Collection entries |

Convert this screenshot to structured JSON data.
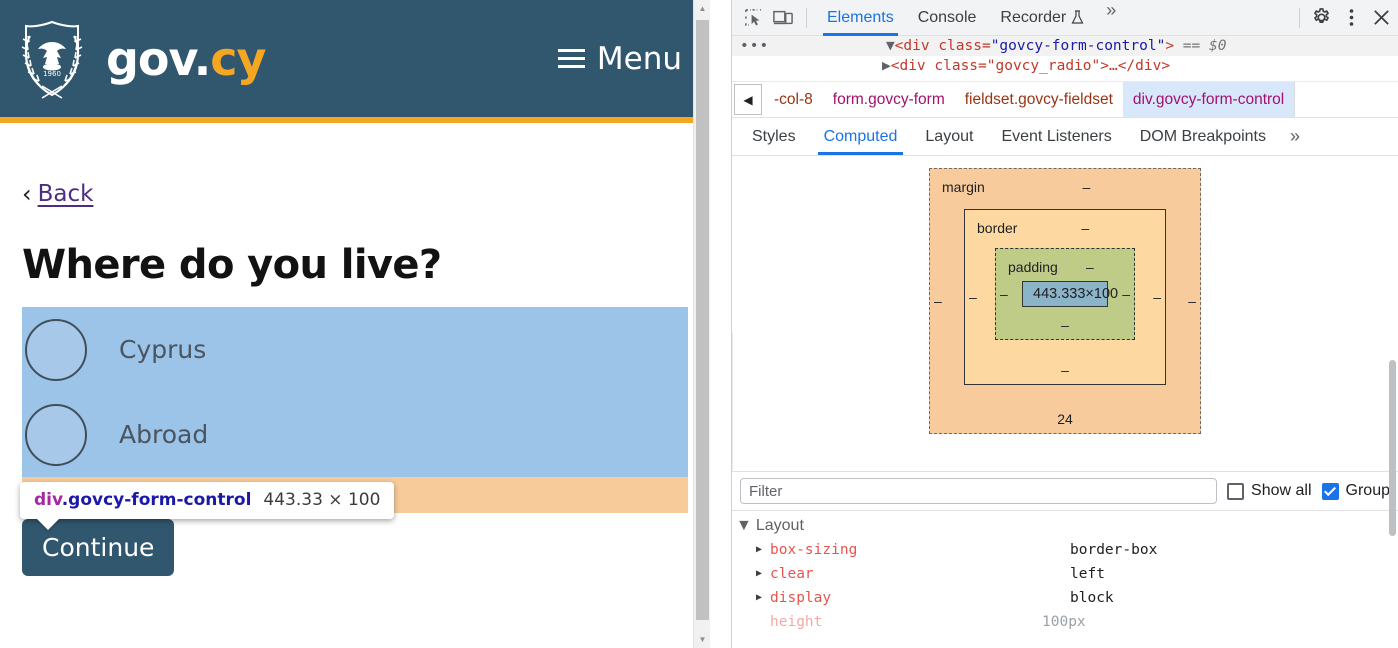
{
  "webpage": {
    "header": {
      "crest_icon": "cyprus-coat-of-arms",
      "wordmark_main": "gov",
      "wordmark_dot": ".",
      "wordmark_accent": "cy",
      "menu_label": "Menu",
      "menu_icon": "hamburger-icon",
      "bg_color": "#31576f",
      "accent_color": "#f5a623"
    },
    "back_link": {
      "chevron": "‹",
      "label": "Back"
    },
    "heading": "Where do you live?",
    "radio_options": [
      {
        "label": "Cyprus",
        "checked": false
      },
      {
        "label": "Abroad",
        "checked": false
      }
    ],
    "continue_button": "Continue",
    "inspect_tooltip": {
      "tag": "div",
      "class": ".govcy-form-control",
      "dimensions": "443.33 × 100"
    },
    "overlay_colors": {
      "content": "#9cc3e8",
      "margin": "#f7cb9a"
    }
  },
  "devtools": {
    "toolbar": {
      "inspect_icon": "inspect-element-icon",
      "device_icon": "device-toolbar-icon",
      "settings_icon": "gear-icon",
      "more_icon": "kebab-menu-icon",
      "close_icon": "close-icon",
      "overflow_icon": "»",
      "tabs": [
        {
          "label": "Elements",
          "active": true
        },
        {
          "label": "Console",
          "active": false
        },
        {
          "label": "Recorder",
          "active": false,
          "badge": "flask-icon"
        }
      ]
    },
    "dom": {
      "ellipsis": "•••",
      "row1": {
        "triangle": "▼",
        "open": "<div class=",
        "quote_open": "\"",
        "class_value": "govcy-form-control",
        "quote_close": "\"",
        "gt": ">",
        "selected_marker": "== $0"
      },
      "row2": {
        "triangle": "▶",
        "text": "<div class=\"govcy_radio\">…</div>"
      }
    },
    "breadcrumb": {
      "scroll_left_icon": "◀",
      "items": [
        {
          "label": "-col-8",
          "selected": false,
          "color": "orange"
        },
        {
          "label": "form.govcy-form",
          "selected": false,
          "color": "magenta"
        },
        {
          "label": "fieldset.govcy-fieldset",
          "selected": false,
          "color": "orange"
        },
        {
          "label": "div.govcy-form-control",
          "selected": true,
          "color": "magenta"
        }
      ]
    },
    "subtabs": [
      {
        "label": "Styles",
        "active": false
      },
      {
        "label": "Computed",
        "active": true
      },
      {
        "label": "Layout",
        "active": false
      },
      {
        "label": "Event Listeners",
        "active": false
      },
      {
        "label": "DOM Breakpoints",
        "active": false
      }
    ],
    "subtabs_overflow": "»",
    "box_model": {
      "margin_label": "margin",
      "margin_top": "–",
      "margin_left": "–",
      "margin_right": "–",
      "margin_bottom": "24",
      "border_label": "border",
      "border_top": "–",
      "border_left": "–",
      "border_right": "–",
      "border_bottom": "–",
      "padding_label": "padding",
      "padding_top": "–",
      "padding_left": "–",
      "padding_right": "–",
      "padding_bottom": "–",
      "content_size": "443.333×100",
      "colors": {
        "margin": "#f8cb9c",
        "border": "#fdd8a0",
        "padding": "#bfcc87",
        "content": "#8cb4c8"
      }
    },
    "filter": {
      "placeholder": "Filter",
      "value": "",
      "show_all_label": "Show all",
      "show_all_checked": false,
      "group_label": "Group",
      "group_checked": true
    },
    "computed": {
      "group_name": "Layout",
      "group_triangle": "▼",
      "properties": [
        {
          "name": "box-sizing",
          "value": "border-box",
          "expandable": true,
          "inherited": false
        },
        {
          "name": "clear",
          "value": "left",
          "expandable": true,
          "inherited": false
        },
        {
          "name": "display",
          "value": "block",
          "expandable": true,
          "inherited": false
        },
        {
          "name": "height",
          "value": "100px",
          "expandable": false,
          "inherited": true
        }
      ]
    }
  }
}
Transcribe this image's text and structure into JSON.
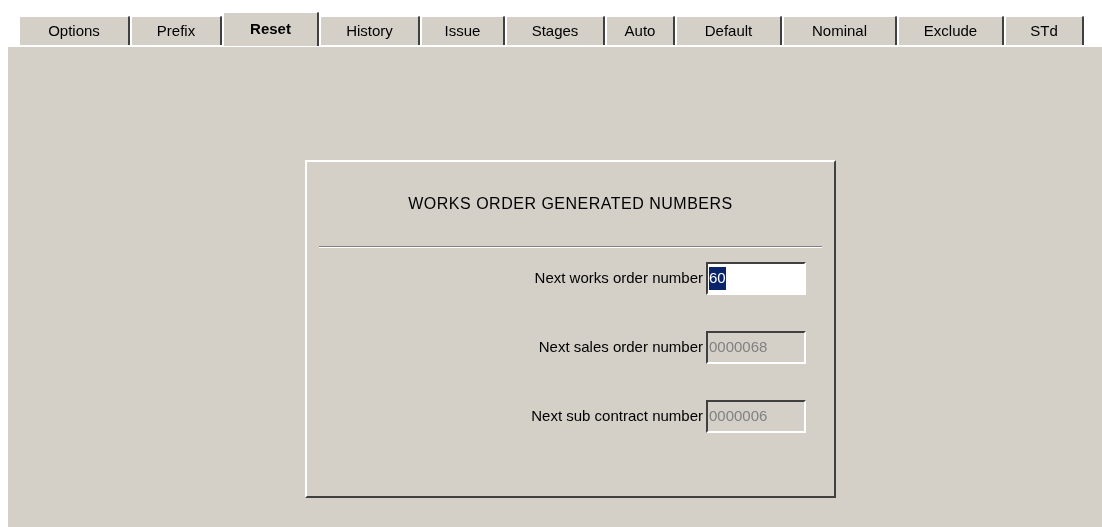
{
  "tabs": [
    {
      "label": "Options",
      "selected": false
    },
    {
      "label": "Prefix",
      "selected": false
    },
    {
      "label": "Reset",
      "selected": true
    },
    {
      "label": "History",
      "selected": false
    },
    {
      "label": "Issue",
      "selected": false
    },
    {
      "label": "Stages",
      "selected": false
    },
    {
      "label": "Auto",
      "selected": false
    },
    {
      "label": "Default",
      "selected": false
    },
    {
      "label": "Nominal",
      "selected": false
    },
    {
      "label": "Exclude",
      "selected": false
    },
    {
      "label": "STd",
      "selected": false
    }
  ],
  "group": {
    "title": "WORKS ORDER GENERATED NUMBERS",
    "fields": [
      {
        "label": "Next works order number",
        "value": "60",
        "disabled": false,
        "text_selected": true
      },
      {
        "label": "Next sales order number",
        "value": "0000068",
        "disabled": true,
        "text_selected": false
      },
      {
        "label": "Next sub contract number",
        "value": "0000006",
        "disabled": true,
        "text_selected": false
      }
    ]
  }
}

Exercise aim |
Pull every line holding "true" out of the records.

Written response |
          "active": true
          "selected": true,
        "active": true
      "group_checked": true
          "expandable": true,
          "expandable": true,
          "expandable": true,
          "inherited": true
      "selected": true
        "text_selected": true
        "disabled": true,
        "disabled": true,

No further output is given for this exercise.